[What the task requires] Every entry needs to be written out again exactly, with its pictures removed.

[Exercise data]
------------------------------------------------

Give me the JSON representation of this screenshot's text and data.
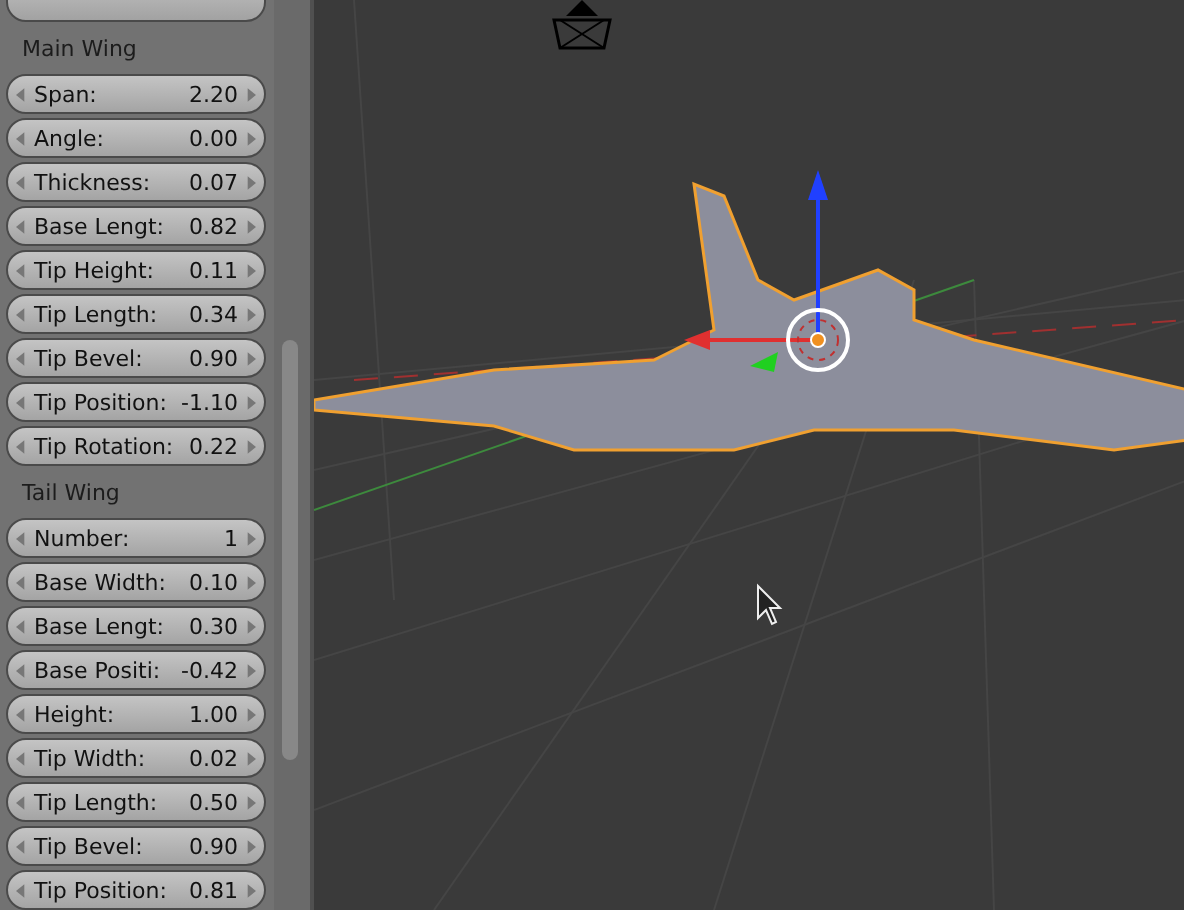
{
  "sections": [
    {
      "title": "Main Wing",
      "fields": [
        {
          "label": "Span:",
          "value": "2.20"
        },
        {
          "label": "Angle:",
          "value": "0.00"
        },
        {
          "label": "Thickness:",
          "value": "0.07"
        },
        {
          "label": "Base Lengt:",
          "value": "0.82"
        },
        {
          "label": "Tip Height:",
          "value": "0.11"
        },
        {
          "label": "Tip Length:",
          "value": "0.34"
        },
        {
          "label": "Tip Bevel:",
          "value": "0.90"
        },
        {
          "label": "Tip Position:",
          "value": "-1.10"
        },
        {
          "label": "Tip Rotation:",
          "value": "0.22"
        }
      ]
    },
    {
      "title": "Tail Wing",
      "fields": [
        {
          "label": "Number:",
          "value": "1"
        },
        {
          "label": "Base Width:",
          "value": "0.10"
        },
        {
          "label": "Base Lengt:",
          "value": "0.30"
        },
        {
          "label": "Base Positi:",
          "value": "-0.42"
        },
        {
          "label": "Height:",
          "value": "1.00"
        },
        {
          "label": "Tip Width:",
          "value": "0.02"
        },
        {
          "label": "Tip Length:",
          "value": "0.50"
        },
        {
          "label": "Tip Bevel:",
          "value": "0.90"
        },
        {
          "label": "Tip Position:",
          "value": "0.81"
        }
      ]
    }
  ]
}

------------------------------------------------

[The completed task]
Give me the JSON representation of this screenshot's text and data.
{
  "sections": [
    {
      "title": "Main Wing",
      "fields": [
        {
          "label": "Span:",
          "value": "2.20"
        },
        {
          "label": "Angle:",
          "value": "0.00"
        },
        {
          "label": "Thickness:",
          "value": "0.07"
        },
        {
          "label": "Base Lengt:",
          "value": "0.82"
        },
        {
          "label": "Tip Height:",
          "value": "0.11"
        },
        {
          "label": "Tip Length:",
          "value": "0.34"
        },
        {
          "label": "Tip Bevel:",
          "value": "0.90"
        },
        {
          "label": "Tip Position:",
          "value": "-1.10"
        },
        {
          "label": "Tip Rotation:",
          "value": "0.22"
        }
      ]
    },
    {
      "title": "Tail Wing",
      "fields": [
        {
          "label": "Number:",
          "value": "1"
        },
        {
          "label": "Base Width:",
          "value": "0.10"
        },
        {
          "label": "Base Lengt:",
          "value": "0.30"
        },
        {
          "label": "Base Positi:",
          "value": "-0.42"
        },
        {
          "label": "Height:",
          "value": "1.00"
        },
        {
          "label": "Tip Width:",
          "value": "0.02"
        },
        {
          "label": "Tip Length:",
          "value": "0.50"
        },
        {
          "label": "Tip Bevel:",
          "value": "0.90"
        },
        {
          "label": "Tip Position:",
          "value": "0.81"
        }
      ]
    }
  ]
}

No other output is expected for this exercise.